Copy, from the data below, every line that has "JSON" in it.

■ Extracted records
+===+
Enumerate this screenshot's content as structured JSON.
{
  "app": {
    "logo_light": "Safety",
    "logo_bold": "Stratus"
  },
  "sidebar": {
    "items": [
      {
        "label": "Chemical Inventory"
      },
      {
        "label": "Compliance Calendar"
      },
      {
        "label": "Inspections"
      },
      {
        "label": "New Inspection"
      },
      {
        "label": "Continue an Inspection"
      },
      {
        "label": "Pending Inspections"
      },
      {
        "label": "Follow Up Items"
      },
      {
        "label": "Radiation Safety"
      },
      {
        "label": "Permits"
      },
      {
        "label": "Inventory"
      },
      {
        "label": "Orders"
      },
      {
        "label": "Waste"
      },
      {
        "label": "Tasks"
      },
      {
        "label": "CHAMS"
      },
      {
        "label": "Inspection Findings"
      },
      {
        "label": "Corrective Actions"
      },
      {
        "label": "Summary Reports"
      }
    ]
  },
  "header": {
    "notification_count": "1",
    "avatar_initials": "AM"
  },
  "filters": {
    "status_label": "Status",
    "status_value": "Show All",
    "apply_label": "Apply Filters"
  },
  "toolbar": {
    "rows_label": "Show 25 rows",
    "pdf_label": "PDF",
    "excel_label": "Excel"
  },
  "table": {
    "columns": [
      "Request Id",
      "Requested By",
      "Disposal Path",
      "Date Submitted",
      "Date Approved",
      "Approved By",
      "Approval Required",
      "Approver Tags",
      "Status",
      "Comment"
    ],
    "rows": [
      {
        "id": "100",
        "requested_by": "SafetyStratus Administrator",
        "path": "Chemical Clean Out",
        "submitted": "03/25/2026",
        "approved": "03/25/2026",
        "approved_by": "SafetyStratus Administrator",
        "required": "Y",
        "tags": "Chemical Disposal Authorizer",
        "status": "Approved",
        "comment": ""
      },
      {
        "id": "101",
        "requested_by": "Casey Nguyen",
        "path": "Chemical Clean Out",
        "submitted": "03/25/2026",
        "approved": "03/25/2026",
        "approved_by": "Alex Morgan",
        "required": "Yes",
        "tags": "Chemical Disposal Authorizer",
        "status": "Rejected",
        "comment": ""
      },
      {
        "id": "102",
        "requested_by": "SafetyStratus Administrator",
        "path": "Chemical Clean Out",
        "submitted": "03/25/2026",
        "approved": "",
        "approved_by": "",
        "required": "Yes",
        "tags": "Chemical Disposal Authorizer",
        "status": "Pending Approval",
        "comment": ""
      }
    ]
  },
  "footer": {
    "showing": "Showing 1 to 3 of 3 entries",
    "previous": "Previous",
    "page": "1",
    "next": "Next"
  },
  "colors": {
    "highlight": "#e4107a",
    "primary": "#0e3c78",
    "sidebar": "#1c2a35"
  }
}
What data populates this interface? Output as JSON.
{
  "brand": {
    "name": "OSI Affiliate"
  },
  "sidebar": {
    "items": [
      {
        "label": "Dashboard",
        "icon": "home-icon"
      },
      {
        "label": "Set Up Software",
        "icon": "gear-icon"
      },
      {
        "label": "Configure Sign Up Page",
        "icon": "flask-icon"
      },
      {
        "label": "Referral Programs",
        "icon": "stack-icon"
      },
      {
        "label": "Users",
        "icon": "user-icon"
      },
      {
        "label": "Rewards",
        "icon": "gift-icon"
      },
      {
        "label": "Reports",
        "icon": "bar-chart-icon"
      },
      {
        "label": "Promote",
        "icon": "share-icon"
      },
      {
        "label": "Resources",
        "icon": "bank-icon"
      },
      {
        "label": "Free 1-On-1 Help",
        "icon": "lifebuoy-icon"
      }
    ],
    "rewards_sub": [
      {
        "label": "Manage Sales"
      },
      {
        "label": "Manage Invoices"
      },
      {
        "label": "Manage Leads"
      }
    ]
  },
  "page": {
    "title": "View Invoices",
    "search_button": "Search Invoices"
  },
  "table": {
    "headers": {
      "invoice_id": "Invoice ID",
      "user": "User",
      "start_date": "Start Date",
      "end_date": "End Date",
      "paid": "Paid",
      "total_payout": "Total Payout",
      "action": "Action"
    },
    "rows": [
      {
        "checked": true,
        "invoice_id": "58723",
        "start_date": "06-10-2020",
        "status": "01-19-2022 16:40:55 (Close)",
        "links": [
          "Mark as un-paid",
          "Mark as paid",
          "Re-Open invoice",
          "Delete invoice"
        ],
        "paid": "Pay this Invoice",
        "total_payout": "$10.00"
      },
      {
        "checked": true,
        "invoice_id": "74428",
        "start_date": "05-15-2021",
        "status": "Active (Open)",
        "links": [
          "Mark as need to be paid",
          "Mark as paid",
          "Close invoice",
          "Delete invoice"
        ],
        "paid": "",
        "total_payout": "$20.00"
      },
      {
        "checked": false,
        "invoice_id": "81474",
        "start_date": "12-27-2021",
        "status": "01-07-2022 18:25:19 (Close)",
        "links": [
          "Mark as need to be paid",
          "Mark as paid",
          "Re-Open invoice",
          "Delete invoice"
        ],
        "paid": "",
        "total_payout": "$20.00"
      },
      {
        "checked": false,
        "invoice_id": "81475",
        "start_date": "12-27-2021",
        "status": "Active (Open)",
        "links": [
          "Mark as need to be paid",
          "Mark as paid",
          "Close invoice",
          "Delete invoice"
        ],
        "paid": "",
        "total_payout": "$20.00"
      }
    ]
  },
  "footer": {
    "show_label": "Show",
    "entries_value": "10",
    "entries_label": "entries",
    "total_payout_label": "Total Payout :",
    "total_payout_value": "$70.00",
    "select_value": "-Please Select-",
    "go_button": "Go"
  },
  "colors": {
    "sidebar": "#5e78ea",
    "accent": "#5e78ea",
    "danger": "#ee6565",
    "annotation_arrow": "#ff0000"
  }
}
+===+
■ Problem solution
Enumerate this screenshot's content as structured JSON.
What data populates this interface? Output as JSON.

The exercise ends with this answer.